Posted at 7:06 AM, May 09, 2024
and last updated 2024-05-09 08:06:00-04

OMAHA, Neb. (KMTV) — In this week's edition of Zach at the Zoo, we are better introduced to the Omaha Henry Doorly Zoo & Aquarium's White-Naped Cranes — Frazier and Moyling. The two had never produced eggs until now.

  • White-naped cranes grow up to around four feet tall
  • Fraizer and Moyling have been at the zoo since the Asian Highlands opened
  • The two love birds were deemed a reccommended breeding pair, but haven't reproduced until two eggs were laid a few weeks ago.


They have been residents at Omaha's Henry Doorly Zoo & Aquarium since 2017.

“Frazier and Moyling — they are white-naped cranes,” Lead Keeper of Birds Tim Shaw said.

These birds are tall and tough.

“They can take extremely cold temperatures. The only time we actually pull them in is if it gets really cold and we have deep snow in their pen,” Shaw said. “Then you have to worry about frostbite on the feet.”

And typically like to hangout on the ground – where they do most of their feeding.

“Mainly insects.

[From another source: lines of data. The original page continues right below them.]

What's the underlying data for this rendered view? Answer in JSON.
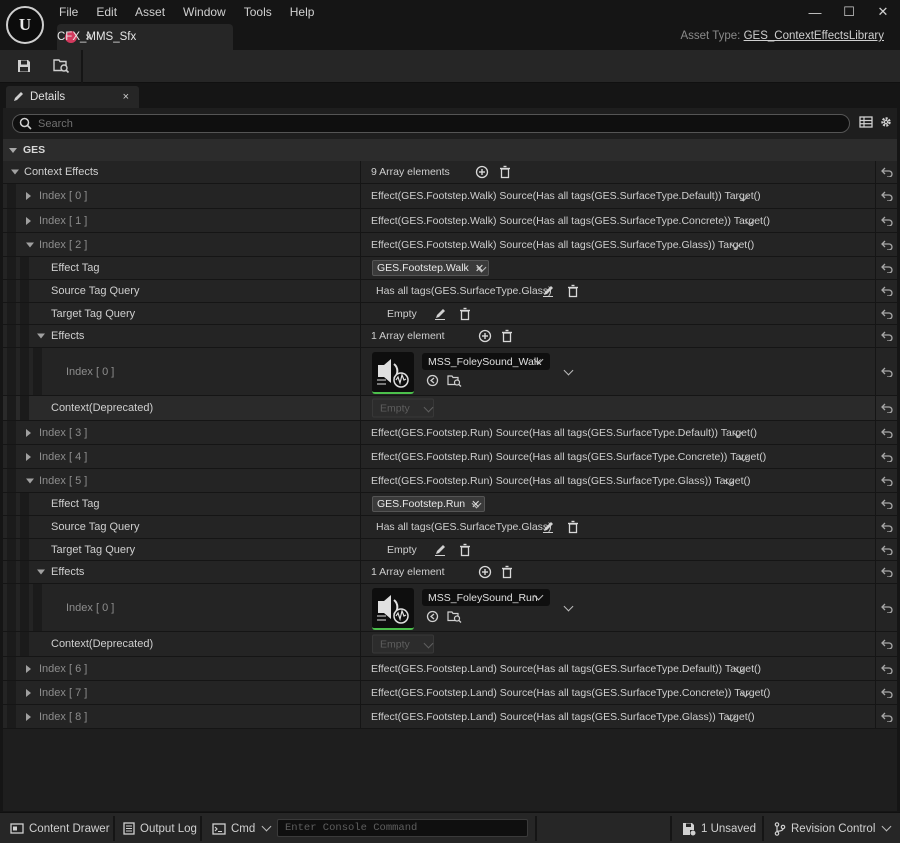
{
  "app": {
    "logo_text": "U"
  },
  "menu": [
    "File",
    "Edit",
    "Asset",
    "Window",
    "Tools",
    "Help"
  ],
  "window_controls": [
    "—",
    "☐",
    "✕"
  ],
  "asset_tab": {
    "label": "CFX_MMS_Sfx",
    "close": "×"
  },
  "asset_type": {
    "label": "Asset Type:",
    "value": "GES_ContextEffectsLibrary"
  },
  "toolbar": {
    "save_icon": "save-icon",
    "browse_icon": "browse-icon"
  },
  "details_tab": {
    "label": "Details",
    "close": "×"
  },
  "search": {
    "placeholder": "Search"
  },
  "category": {
    "name": "GES"
  },
  "context_effects": {
    "label": "Context Effects",
    "count": "9 Array elements"
  },
  "rows": [
    {
      "type": "index",
      "label": "Index [ 0 ]",
      "value": "Effect(GES.Footstep.Walk) Source(Has all tags(GES.SurfaceType.Default)) Target()"
    },
    {
      "type": "index",
      "label": "Index [ 1 ]",
      "value": "Effect(GES.Footstep.Walk) Source(Has all tags(GES.SurfaceType.Concrete)) Target()"
    },
    {
      "type": "index-open",
      "label": "Index [ 2 ]",
      "value": "Effect(GES.Footstep.Walk) Source(Has all tags(GES.SurfaceType.Glass)) Target()",
      "effect_tag_label": "Effect Tag",
      "effect_tag": "GES.Footstep.Walk",
      "source_label": "Source Tag Query",
      "source_value": "Has all tags(GES.SurfaceType.Glass)",
      "target_label": "Target Tag Query",
      "target_value": "Empty",
      "effects_label": "Effects",
      "effects_count": "1 Array element",
      "effect_index_label": "Index [ 0 ]",
      "effect_asset": "MSS_FoleySound_Walk",
      "context_label": "Context(Deprecated)",
      "context_value": "Empty"
    },
    {
      "type": "index",
      "label": "Index [ 3 ]",
      "value": "Effect(GES.Footstep.Run) Source(Has all tags(GES.SurfaceType.Default)) Target()"
    },
    {
      "type": "index",
      "label": "Index [ 4 ]",
      "value": "Effect(GES.Footstep.Run) Source(Has all tags(GES.SurfaceType.Concrete)) Target()"
    },
    {
      "type": "index-open",
      "label": "Index [ 5 ]",
      "value": "Effect(GES.Footstep.Run) Source(Has all tags(GES.SurfaceType.Glass)) Target()",
      "effect_tag_label": "Effect Tag",
      "effect_tag": "GES.Footstep.Run",
      "source_label": "Source Tag Query",
      "source_value": "Has all tags(GES.SurfaceType.Glass)",
      "target_label": "Target Tag Query",
      "target_value": "Empty",
      "effects_label": "Effects",
      "effects_count": "1 Array element",
      "effect_index_label": "Index [ 0 ]",
      "effect_asset": "MSS_FoleySound_Run",
      "context_label": "Context(Deprecated)",
      "context_value": "Empty"
    },
    {
      "type": "index",
      "label": "Index [ 6 ]",
      "value": "Effect(GES.Footstep.Land) Source(Has all tags(GES.SurfaceType.Default)) Target()"
    },
    {
      "type": "index",
      "label": "Index [ 7 ]",
      "value": "Effect(GES.Footstep.Land) Source(Has all tags(GES.SurfaceType.Concrete)) Target()"
    },
    {
      "type": "index",
      "label": "Index [ 8 ]",
      "value": "Effect(GES.Footstep.Land) Source(Has all tags(GES.SurfaceType.Glass)) Target()"
    }
  ],
  "statusbar": {
    "content_drawer": "Content Drawer",
    "output_log": "Output Log",
    "cmd": "Cmd",
    "console_placeholder": "Enter Console Command",
    "unsaved": "1 Unsaved",
    "revision_control": "Revision Control"
  },
  "colors": {
    "accent_tab_dot": "#d33a5e",
    "asset_green": "#4cc04c",
    "background": "#151515",
    "panel": "#242424"
  }
}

These guys love to dig down into the ground, so anything they can find,” Shaw said. “If it’s muddy out here, they’ll be out hammering away in the ground.”

The flock here in Omaha – potentially growing.

“Currently they have two eggs so we’re hoping to have success in breeding them,” Shaw told us.

Both assuming their roles as responsible parents.

“He is kind of aggressive. Right now, he is very protective of the nest,” Shaw said.

“She has been an excellent mom. The mom will stand up over the eggs and rotate them with her beak. It’s important that gets done, because otherwise the egg yolk can stick on the shell. So, they have to constantly move them and rotate them.”

The love birds even celebrating their parenting skills together

“Usually once we go in and feed, a lot of times, they will display together and vocalize together, because they successfully defended their territory,” Shaw said.

Now we wait.

“These guys have been together for several years. They haven’t produced eggs so this is the first big step,” Shaw said. “Now, whether they are valuable eggs or not is the next question. But we will know that in about roughly — it takes about 30 days for the egg incubation.”

“And then we will find out. We would love to have chicks. If not, we will try again next year.”

You can see Frazier and Moyling, and soon, potentially a couple little ones, at the Asian Highlands.